Sharing my journey as I continue my recovery from a quadruple heart bypass. It has been an interesting few weeks.
My father, who lives back in England, messaged me to say he had been to hospital for tests which eventually had identified that he too had coronary heart disease and blocked arteries! Fortunately his condition has been less severe than mine and he has now had stents inserted in to his arteries to relieve the blood flow...
It was a strange feeling to find that out and to talk with him just as I am getting back to normal after my heart bypass. Naturally there is a family connection here but it was more about the fact that, despite my own recent discovery, his condition had gone unnoticed; but also that he hadn’t gone to get checked...
I have had mixed emotions after all of this. First the heartache and concern for my Dad, then the frustration that he hadn't taken my experience as a prompt to get a check up; and then the shock that this just happened after all I have been through. There can't be more pain for us all, surely?
Then it was my birthday and I had a great time with my wife and kids and enjoyed the FaceTime and messages with my extended family. Now my birthdays tend to be a magnet for all kinds of issues and challenges usually so I really enjoyed this being a calm and peaceful time. I did take a private moment over the weekend to be grateful for the fact that I had survived and was still here to enjoy this moment.

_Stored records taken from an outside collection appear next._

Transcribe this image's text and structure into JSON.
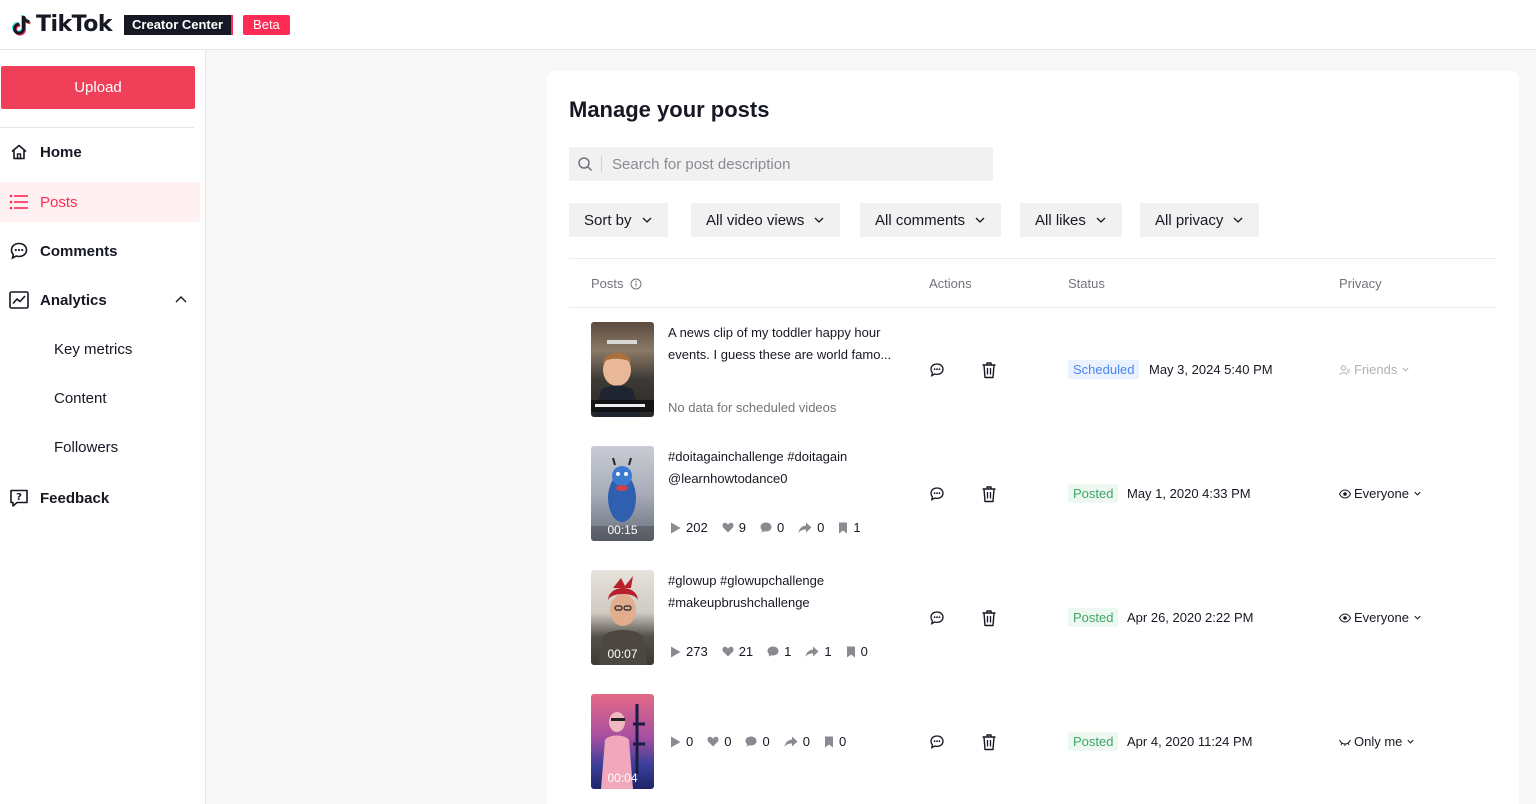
{
  "header": {
    "brand": "TikTok",
    "creator_center": "Creator Center",
    "beta": "Beta"
  },
  "sidebar": {
    "upload_label": "Upload",
    "items": [
      {
        "label": "Home",
        "icon": "home-icon"
      },
      {
        "label": "Posts",
        "icon": "list-icon",
        "active": true
      },
      {
        "label": "Comments",
        "icon": "comment-icon"
      },
      {
        "label": "Analytics",
        "icon": "analytics-icon",
        "expanded": true
      },
      {
        "label": "Feedback",
        "icon": "feedback-icon"
      }
    ],
    "sub_items": [
      "Key metrics",
      "Content",
      "Followers"
    ]
  },
  "main": {
    "title": "Manage your posts",
    "search_placeholder": "Search for post description",
    "filters": [
      "Sort by",
      "All video views",
      "All comments",
      "All likes",
      "All privacy"
    ],
    "columns": {
      "posts": "Posts",
      "actions": "Actions",
      "status": "Status",
      "privacy": "Privacy"
    },
    "posts": [
      {
        "desc_line1": "A news clip of my toddler happy hour",
        "desc_line2": "events. I guess these are world famo...",
        "no_data": "No data for scheduled videos",
        "duration": "",
        "status": "Scheduled",
        "date": "May 3, 2024 5:40 PM",
        "privacy": "Friends"
      },
      {
        "desc_line1": "#doitagainchallenge #doitagain",
        "desc_line2": "@learnhowtodance0",
        "duration": "00:15",
        "views": "202",
        "likes": "9",
        "comments": "0",
        "shares": "0",
        "saves": "1",
        "status": "Posted",
        "date": "May 1, 2020 4:33 PM",
        "privacy": "Everyone"
      },
      {
        "desc_line1": "#glowup #glowupchallenge",
        "desc_line2": "#makeupbrushchallenge",
        "duration": "00:07",
        "views": "273",
        "likes": "21",
        "comments": "1",
        "shares": "1",
        "saves": "0",
        "status": "Posted",
        "date": "Apr 26, 2020 2:22 PM",
        "privacy": "Everyone"
      },
      {
        "desc_line1": "",
        "desc_line2": "",
        "duration": "00:04",
        "views": "0",
        "likes": "0",
        "comments": "0",
        "shares": "0",
        "saves": "0",
        "status": "Posted",
        "date": "Apr 4, 2020 11:24 PM",
        "privacy": "Only me"
      }
    ]
  },
  "colors": {
    "accent": "#fe2c55",
    "scheduled": "#4d86f0",
    "posted": "#3fa66a"
  }
}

I am back at work full time now and as I have written about in the past, I am needing to be very focussed to define and stick to my new boundaries. The pressure at this time is still from the old me, expecting more of myself, pushing harder, doubting whether working 8 hours is really enough...But the time I had away in recovery was enough to break those old habits and this time I think I might just be able to do it!
Four months after surgery and I finally spoke with a Nurse at the hospital's Cardiac Recovery unit. Yet again the pandemic has had an impact but it is easy to be patient and understanding when you see what these people are doing for us in the Healthcare.
We had a good discussion and made the obvious connection to work stress and my heart disease. It was good to have a “professional” remind me again to take it easy and not to go back to those old habits that I have been working on. Today's call was from the hospital's Physio and we worked through some fitness and strength strategies that I can work on to help my body recover from the trauma of the surgery and to restore strength to my chest and broken sternum.
The Physio advised me that all exercise is good for heart recovery and for me to be aiming for 30 minutes a day of walking or other exercise that raises my heart rate. An important note is that I take medication to slow down my heart rate and blood pressure and therefore I have to moderate my exercise to allow for that artificial suppression so that I don't cause any new damage.
But it is still my leg, where they took the replacement arteries from, which is causing me the most discomfort. Four months on and it is still swollen, almost twice the thickness of my other "normal" leg. The swelling is due to the body having to rebuild the local cardiovascular system, building new blood vessels to move the blood around. As a result the pain and swelling will move during the day and in the evening affect my ankle.
Elevating my leg seems to work a little but I have taken physio advice too and I now have a series of stretching and extending exercises to do to alleviate the swelling and get the blood moving again.
Someone asked me today how I was doing physically and emotionally. It was a great question because it made me think. My answer was this...
I am physically transformed from the man I was before surgery but emotionally is where In think I have made the most gains in my life.
I truly mean that...from the heart.